Back length is good, so no exposure of kidneys. The grippers keep things in place very well. There’s no sag when loading the pockets – sensibly! The DryRide Jacket, a mini-pump, multi-tool, tyre levers, patches, money, phone, and keys have all stayed in situ over gravel, but I’d generally use a seat pack (say, the Zefal Iron Pack M-DS) to avoid overloading and annoying pocket-sag.
A fogeyish bug-bear of mine is the quality of zips on modern garments. I’m pleased to say, that ours has run smoothly and shows no signs of snagging. You’ll probably not be wearing this garment and gloves at the same time. So, on-bike climate control is fine. Tie a ribbon to the fob, if you want to make things even more convenient.
Arm grippers are tight, but not too tight. Wearing it to Coved jab, the vaccinator commented that it was not tight enough to cause any problem. The collar fits nicely on my 17inch neck, although I’ve rarely zipped right up to the top. When I have, there’s been no chaffing. All round, the stitching is not taped, but the tactile fabric feels soft on the skin.
Funkier make no claim that I am aware of that the fabric offers any special protection form the sun. Frankly, there’s a good deal of debate about the impact of treatments that offer such protection. With our jersey, I have spent all day in the sun and not noticed any ill-effects.
More expensive jerseys, aimed at faster riders, may well offer better wicking (but you need to go quickly to bring that into effect) and some claim better protection form the sun. However, they’ll hit your pocket much harder. Mind you, there may well be a big choice of colours and designs, too.
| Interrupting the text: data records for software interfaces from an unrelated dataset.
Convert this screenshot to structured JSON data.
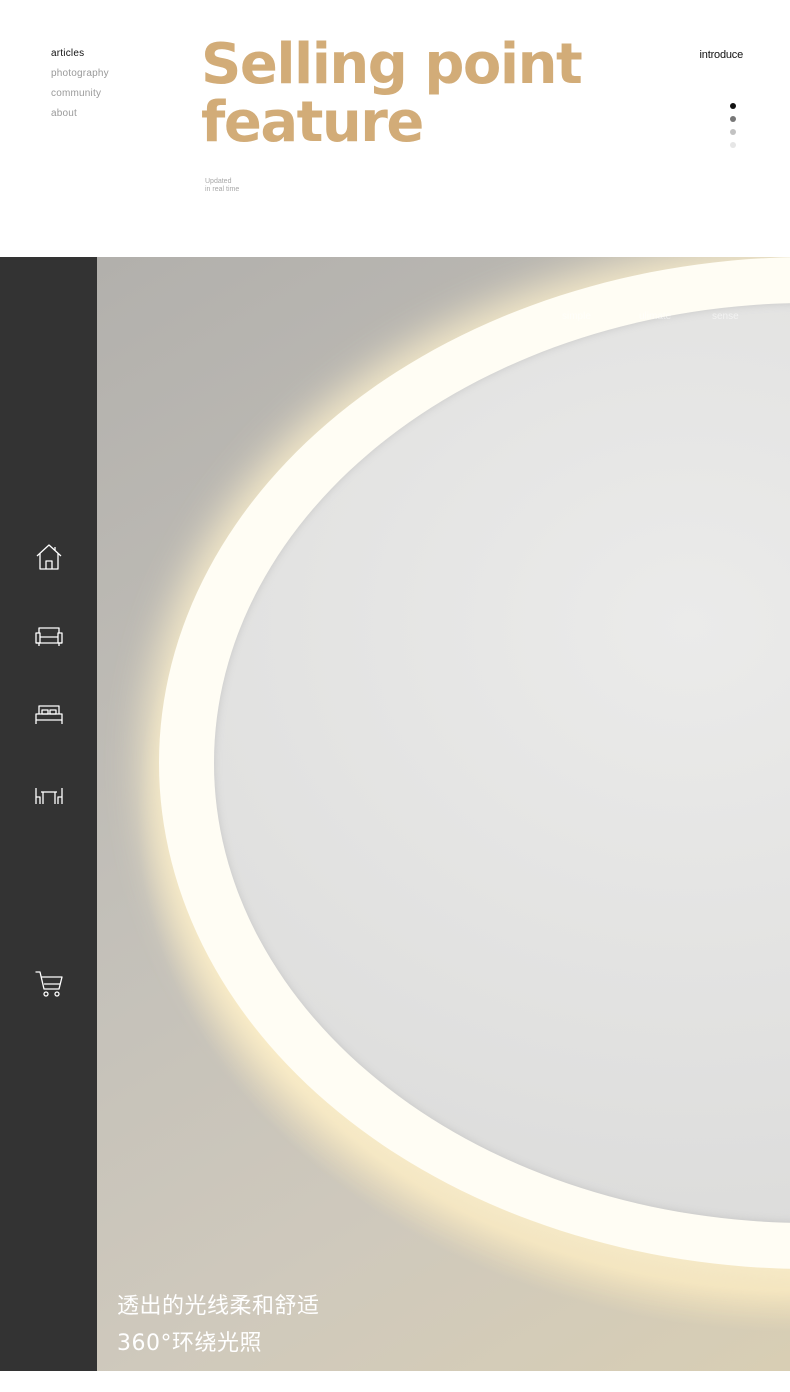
{
  "nav": {
    "items": [
      "articles",
      "photography",
      "community",
      "about"
    ],
    "active_index": 0
  },
  "headline": {
    "line1": "Selling point",
    "line2": "feature"
  },
  "updated": {
    "line1": "Updated",
    "line2": "in real time"
  },
  "introduce": "introduce",
  "pager": {
    "dot_colors": [
      "#111111",
      "#777777",
      "#c2c2c2",
      "#e6e6e6"
    ],
    "active_index": 0
  },
  "sidebar": {
    "icons": [
      "home-icon",
      "sofa-icon",
      "bed-icon",
      "dining-table-icon",
      "cart-icon"
    ]
  },
  "hero": {
    "watermarks": [
      "simple",
      "ulimate",
      "sense"
    ],
    "caption_line1": "透出的光线柔和舒适",
    "caption_line2": "360°环绕光照"
  },
  "colors": {
    "accent": "#d2ac78",
    "sidebar": "#333333",
    "text_dark": "#111111",
    "text_muted": "#9a9a9a"
  }
}
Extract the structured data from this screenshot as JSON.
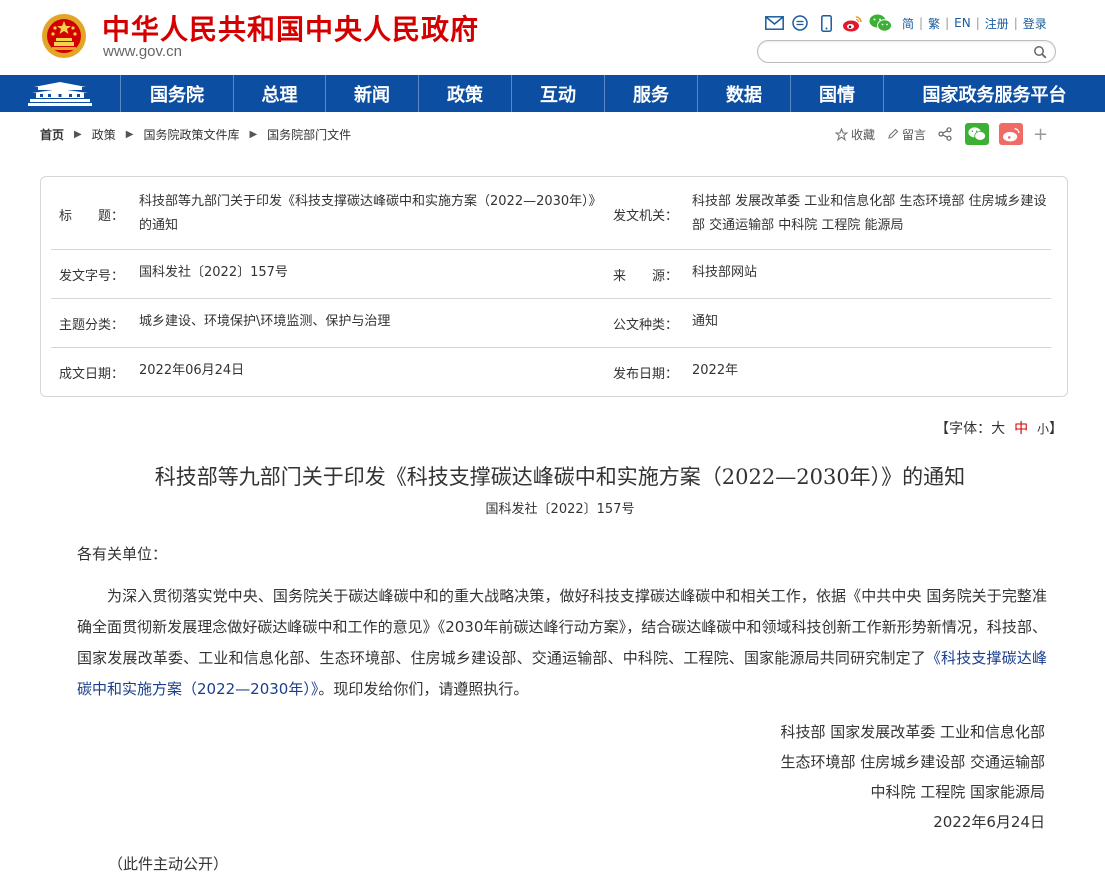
{
  "header": {
    "site_title": "中华人民共和国中央人民政府",
    "site_url": "www.gov.cn",
    "icons": [
      "mail-icon",
      "chat-bubble-icon",
      "mobile-icon",
      "weibo-icon",
      "wechat-icon"
    ],
    "lang_links": [
      "简",
      "繁",
      "EN",
      "注册",
      "登录"
    ],
    "search": {
      "value": "",
      "placeholder": ""
    }
  },
  "nav": {
    "items": [
      "国务院",
      "总理",
      "新闻",
      "政策",
      "互动",
      "服务",
      "数据",
      "国情",
      "国家政务服务平台"
    ]
  },
  "breadcrumb": [
    "首页",
    "政策",
    "国务院政策文件库",
    "国务院部门文件"
  ],
  "share_tools": {
    "favorite": "收藏",
    "comment": "留言"
  },
  "info": {
    "title_label": "标　　题：",
    "title_value": "科技部等九部门关于印发《科技支撑碳达峰碳中和实施方案（2022—2030年）》的通知",
    "issuer_label": "发文机关：",
    "issuer_value": "科技部 发展改革委 工业和信息化部 生态环境部 住房城乡建设部 交通运输部 中科院 工程院 能源局",
    "docno_label": "发文字号：",
    "docno_value": "国科发社〔2022〕157号",
    "source_label": "来　　源：",
    "source_value": "科技部网站",
    "topic_label": "主题分类：",
    "topic_value": "城乡建设、环境保护\\环境监测、保护与治理",
    "type_label": "公文种类：",
    "type_value": "通知",
    "date_label": "成文日期：",
    "date_value": "2022年06月24日",
    "pub_label": "发布日期：",
    "pub_value": "2022年"
  },
  "font_ctrl": {
    "prefix": "【字体：",
    "large": "大",
    "medium": "中",
    "small": "小",
    "suffix": "】"
  },
  "article": {
    "title": "科技部等九部门关于印发《科技支撑碳达峰碳中和实施方案（2022—2030年）》的通知",
    "doc_number": "国科发社〔2022〕157号",
    "salutation": "各有关单位：",
    "para_text": "为深入贯彻落实党中央、国务院关于碳达峰碳中和的重大战略决策，做好科技支撑碳达峰碳中和相关工作，依据《中共中央 国务院关于完整准确全面贯彻新发展理念做好碳达峰碳中和工作的意见》《2030年前碳达峰行动方案》，结合碳达峰碳中和领域科技创新工作新形势新情况，科技部、国家发展改革委、工业和信息化部、生态环境部、住房城乡建设部、交通运输部、中科院、工程院、国家能源局共同研究制定了",
    "para_link": "《科技支撑碳达峰碳中和实施方案（2022—2030年）》",
    "para_end": "。现印发给你们，请遵照执行。",
    "signature": [
      "科技部 国家发展改革委 工业和信息化部",
      "生态环境部 住房城乡建设部 交通运输部",
      "中科院 工程院 国家能源局",
      "2022年6月24日"
    ],
    "public_note": "（此件主动公开）"
  }
}
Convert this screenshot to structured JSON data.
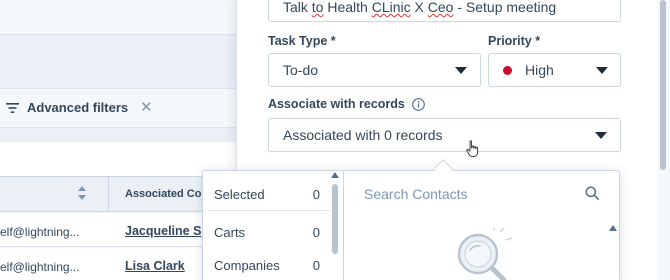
{
  "background": {
    "advanced_filters_label": "Advanced filters",
    "advanced_filters_close": "✕",
    "column_header": "Associated Con",
    "rows": [
      {
        "email": "elf@lightning...",
        "contact": "Jacqueline S"
      },
      {
        "email": "elf@lightning...",
        "contact": "Lisa Clark"
      }
    ]
  },
  "task_form": {
    "title_parts": [
      "Talk ",
      "to",
      " Health ",
      "CLinic",
      " X ",
      "Ceo",
      " - Setup meeting"
    ],
    "task_type": {
      "label": "Task Type *",
      "value": "To-do"
    },
    "priority": {
      "label": "Priority *",
      "value": "High",
      "color": "#c8102e"
    },
    "associate": {
      "label": "Associate with records",
      "value": "Associated with 0 records"
    }
  },
  "association_dropdown": {
    "categories": [
      {
        "label": "Selected",
        "count": "0"
      },
      {
        "label": "Carts",
        "count": "0"
      },
      {
        "label": "Companies",
        "count": "0"
      }
    ],
    "search_placeholder": "Search Contacts"
  },
  "colors": {
    "text": "#33475b",
    "border": "#cbd6e2",
    "panel_bg": "#ffffff",
    "page_bg": "#f5f8fa",
    "priority_high": "#c8102e"
  },
  "icons": [
    "filter-icon",
    "close-icon",
    "sort-icon",
    "chevron-down-icon",
    "info-icon",
    "cursor-icon",
    "search-icon",
    "magnifier-illustration"
  ]
}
A well-known sports superstore brand with a similar spec comes in five pounds cheaper, but the Airflow can be found discounted on some on-line stores.
Prenda’s Bordeaux-Paris Jersey is considerably more expensive, offering homage that will attract some.
Ribble’s Nuovo Jersey is also more expensive, but is very competent and well-suited to a temperature climate such as the UK’s.
Funkier’s own Rideline Jersey – an older model, but available at the time of writing – has mesh side panels, a race cut, and offers a UV protection weave, at the same price.
This is a well-specced and nicely priced jersey to get started with, or for the general-purpose rider. You’ll get more refinements by paying more, as well as a wider range of designs. Not a priority? Then take a look at the Airflow Jersey from Funkier. I’ve used jerseys like this one for long tours for years and have not been disappointed.